by Erik Dalton Ph.D.
Last year at the Third International Fascial Research Congress in Vancouver, 800+ participants silently listened and watched as Raul Rodriques PT DO, played a video of him treating a bullfighter with a nasty scar through the thigh (Fig. 1). The audience gasped as they watched, for the first time, layers of cross-linked fibrous connective tissue give way as Dr. Rodriques’ trained hands manipulated the adhesive layers allowing them to once again glide on one another.
Through real-time sonoelastography imaging, Rodriques was able to demonstrate and explain the process of scar remodeling and how it can be effectively used to guide treatments. Although many clinicians in the audience had experienced the sensation of restoring local elasticity to injured tissue, seeing the process in real-time was spellbinding.
When soft tissue is injured, the body reacts by forming scar tissue (Fig. 2). Scar tissue is how the body connects and binds injured tissue. Scar tissue is indiscriminate in what it attaches to. Wherever it decides to hang out, it pulls on the surrounding tissue making the area taut and restricting blood flow. If a nerve runs through damaged muscle, fascia or visceral tissue, the entwined nerve can be pinched or pulled by the adhesion, causing it to send pain signals.
For example, C-section scars are typically located in an area where long strands can entrap pelvic, hypogastric and pudendal nerves that innervate the urethra (Fig. 3). This, in turn, may cause urethra and bladder pain. Unknowing physicians often treat this condition as bladder spasm or chronic cystitis, causing years of needless suffering. Nerves live for motion and relish the ability to slide and glide. But, as scar tissue tightens around them, they lose nutrition, become ischemic, and eventually necrotic. (See Pinched Nerve)
Therefore, when a woman with a C-section scar presses firmly, she may experience urethral burning, urgency, or frequency. That’s why it’s important to remember that the pain and dysfunction caused by a scar is not always going to be in the area where the scar is located. Whether these adhered tissues are called crosslinks, micro-adhesions, adhesions, or scars, is all a matter of size. Whether they form ropes, sheets, or some other shape depends on how we heal, and how our body moves and pulls against existing adhesions after trauma to the tissues.
Our bodies tend to form scar tissue in response to misuse, overuse, trauma, and surgery. From a physiological standpoint, scar tissue is a natural reaction of the body to tissue damage and can be found anywhere, including skin and internal organs, or where an injury, cut, surgery or disease has taken place and the body has repaired itself. Scar tissue is composed of the same protein (collagen) as the tissue that it replaces. However, instead of the random basket weave formation of collagen fibers found in normal tissue, the collagen cross-links and forms a mangled alignment in
a single direction.1

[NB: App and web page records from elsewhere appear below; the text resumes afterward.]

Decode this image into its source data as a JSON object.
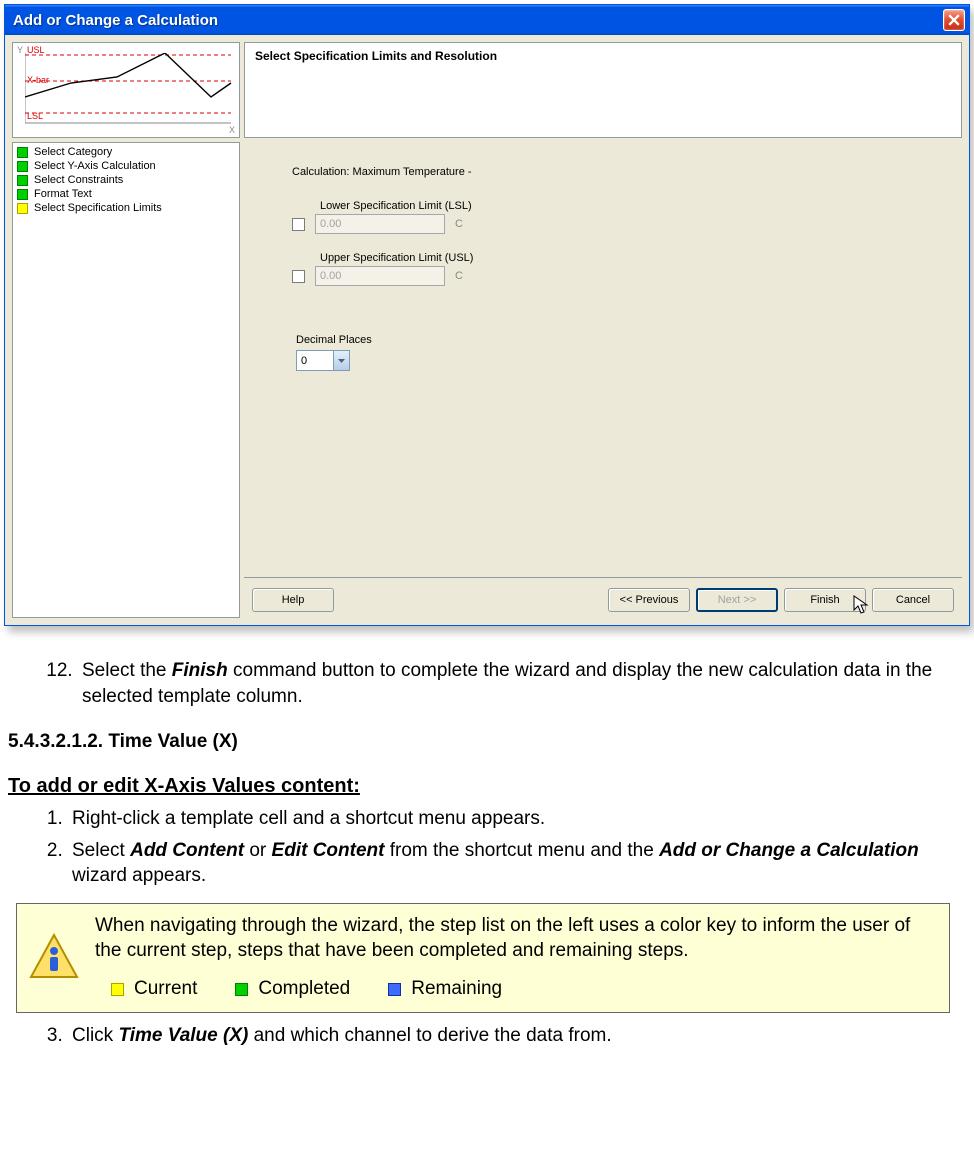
{
  "dialog": {
    "title": "Add or Change a Calculation",
    "header": "Select Specification Limits and Resolution",
    "chart": {
      "y": "Y",
      "usl": "USL",
      "xbar": "X-bar",
      "lsl": "LSL",
      "x": "X"
    },
    "steps": [
      {
        "color": "green",
        "label": "Select Category"
      },
      {
        "color": "green",
        "label": "Select Y-Axis Calculation"
      },
      {
        "color": "green",
        "label": "Select Constraints"
      },
      {
        "color": "green",
        "label": "Format Text"
      },
      {
        "color": "yellow",
        "label": "Select Specification Limits"
      }
    ],
    "form": {
      "calc_label": "Calculation: Maximum Temperature -",
      "lsl_label": "Lower Specification Limit (LSL)",
      "lsl_value": "0.00",
      "lsl_unit": "C",
      "usl_label": "Upper Specification Limit (USL)",
      "usl_value": "0.00",
      "usl_unit": "C",
      "decimal_label": "Decimal Places",
      "decimal_value": "0"
    },
    "buttons": {
      "help": "Help",
      "prev": "<< Previous",
      "next": "Next >>",
      "finish": "Finish",
      "cancel": "Cancel"
    }
  },
  "doc": {
    "step12_num": "12)",
    "step12_pre": "Select the ",
    "step12_bi": "Finish",
    "step12_post": " command button to complete the wizard and display the new calculation data in the selected template column.",
    "section": "5.4.3.2.1.2. Time Value (X)",
    "subhead": "To add or edit X-Axis Values content:",
    "s1": "Right-click a template cell and a shortcut menu appears.",
    "s2_pre": "Select ",
    "s2_b1": "Add Content",
    "s2_mid1": " or ",
    "s2_b2": "Edit Content",
    "s2_mid2": " from the shortcut menu and the ",
    "s2_b3": "Add or Change a Calculation",
    "s2_post": " wizard appears.",
    "note": "When navigating through the wizard, the step list on the left uses a color key to inform the user of the current step, steps that have been completed and remaining steps.",
    "legend": {
      "current": "Current",
      "completed": "Completed",
      "remaining": "Remaining"
    },
    "s3_pre": "Click ",
    "s3_b": "Time Value (X)",
    "s3_post": " and which channel to derive the data from."
  }
}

This leads to tougher tissue that lacks the typical properties such as UV absorption, circulation, and flexibility found in normal connective tissue. These adhesions may be filmy or coarse, thick or thin. They may be small enough to join individual muscle cells, deep within a structure, or grow so large they drag down an aging person’s torso from neck to waist, bending that person forward so she literally cannot stand erect.

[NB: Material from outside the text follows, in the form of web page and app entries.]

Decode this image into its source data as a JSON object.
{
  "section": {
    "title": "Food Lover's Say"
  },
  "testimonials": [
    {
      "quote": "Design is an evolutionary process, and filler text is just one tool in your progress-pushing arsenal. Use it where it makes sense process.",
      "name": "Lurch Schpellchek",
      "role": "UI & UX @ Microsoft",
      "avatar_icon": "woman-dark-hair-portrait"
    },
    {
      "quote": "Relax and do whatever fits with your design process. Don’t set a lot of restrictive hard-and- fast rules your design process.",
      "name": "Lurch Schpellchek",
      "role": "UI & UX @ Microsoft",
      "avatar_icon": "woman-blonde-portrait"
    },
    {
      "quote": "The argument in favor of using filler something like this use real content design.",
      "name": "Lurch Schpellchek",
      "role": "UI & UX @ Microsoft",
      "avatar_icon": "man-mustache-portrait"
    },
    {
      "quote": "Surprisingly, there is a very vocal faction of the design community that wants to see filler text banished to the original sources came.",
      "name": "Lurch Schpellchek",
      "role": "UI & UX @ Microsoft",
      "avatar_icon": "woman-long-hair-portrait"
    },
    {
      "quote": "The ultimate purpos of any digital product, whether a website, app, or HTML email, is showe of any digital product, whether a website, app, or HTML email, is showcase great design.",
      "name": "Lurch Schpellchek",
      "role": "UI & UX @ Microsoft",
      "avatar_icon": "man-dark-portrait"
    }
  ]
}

Adhesions require treatment because the body has no mechanism to reduce scar tissue naturally. Although the body can sometimes adapt and tolerate a certain amount of scar tissue, it will not function optimally and can cause further injury. There are many types and styles of manual therapy for treatment of scar tissue injuries and all are probably helpful to some degree. I’ve found that the sooner therapy is started, the more effective it can be. Although “semi-fresh” scars respond more quickly to treatment, hope exists for old injuries too.
Manual therapy methods such as Myoskeletal Alignment Technique (MAT) may be effective in helping restore function to inflexible tissues, thus normalizing cellular metabolism and organ function. Much like the tractioning, compression, shearing, and torsioning maneuvers used by Dr. Rodriques with the gored bullfighter, MAT utilizes varying degrees of pressure and depth to release adhesions and soften or “functionalize” tough, fibrous connective tissues.